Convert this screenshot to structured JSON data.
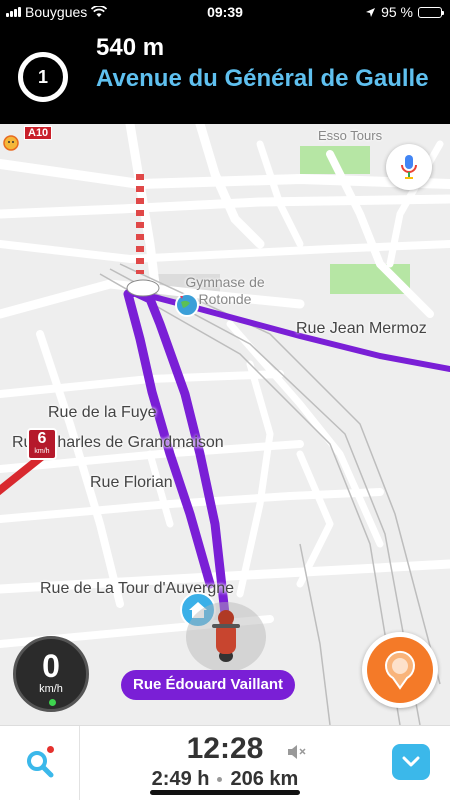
{
  "status_bar": {
    "carrier": "Bouygues",
    "time": "09:39",
    "battery": "95 %",
    "battery_level": 0.95
  },
  "navigation": {
    "exit_number": "1",
    "distance": "540 m",
    "street": "Avenue du Général de Gaulle",
    "turn_icon": "roundabout-icon"
  },
  "map": {
    "labels": {
      "esso": "Esso Tours",
      "gymnase": "Gymnase de Rotonde",
      "jean_mermoz": "Rue Jean Mermoz",
      "fuye": "Rue de la Fuye",
      "grandmaison": "Rue Charles de Grandmaison",
      "florian": "Rue Florian",
      "tour_auvergne": "Rue de La Tour d'Auvergne"
    },
    "road_sign": "A10",
    "speed_limit": {
      "value": "6",
      "unit": "km/h"
    },
    "current_street": "Rue Édouard Vaillant",
    "route_color": "#7a1fd6"
  },
  "speedometer": {
    "value": "0",
    "unit": "km/h"
  },
  "trip": {
    "arrival_time": "12:28",
    "duration": "2:49 h",
    "distance": "206 km"
  },
  "colors": {
    "accent_blue": "#5fc0ef",
    "route": "#7a1fd6",
    "report_orange": "#f47a28",
    "button_blue": "#3bb8ea"
  }
}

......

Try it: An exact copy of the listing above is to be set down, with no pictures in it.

Written solution:
Convert this screenshot to structured JSON data.
{
  "status_bar": {
    "carrier": "Bouygues",
    "time": "09:39",
    "battery": "95 %",
    "battery_level": 0.95
  },
  "navigation": {
    "exit_number": "1",
    "distance": "540 m",
    "street": "Avenue du Général de Gaulle",
    "turn_icon": "roundabout-icon"
  },
  "map": {
    "labels": {
      "esso": "Esso Tours",
      "gymnase": "Gymnase de Rotonde",
      "jean_mermoz": "Rue Jean Mermoz",
      "fuye": "Rue de la Fuye",
      "grandmaison": "Rue Charles de Grandmaison",
      "florian": "Rue Florian",
      "tour_auvergne": "Rue de La Tour d'Auvergne"
    },
    "road_sign": "A10",
    "speed_limit": {
      "value": "6",
      "unit": "km/h"
    },
    "current_street": "Rue Édouard Vaillant",
    "route_color": "#7a1fd6"
  },
  "speedometer": {
    "value": "0",
    "unit": "km/h"
  },
  "trip": {
    "arrival_time": "12:28",
    "duration": "2:49 h",
    "distance": "206 km"
  },
  "colors": {
    "accent_blue": "#5fc0ef",
    "route": "#7a1fd6",
    "report_orange": "#f47a28",
    "button_blue": "#3bb8ea"
  }
}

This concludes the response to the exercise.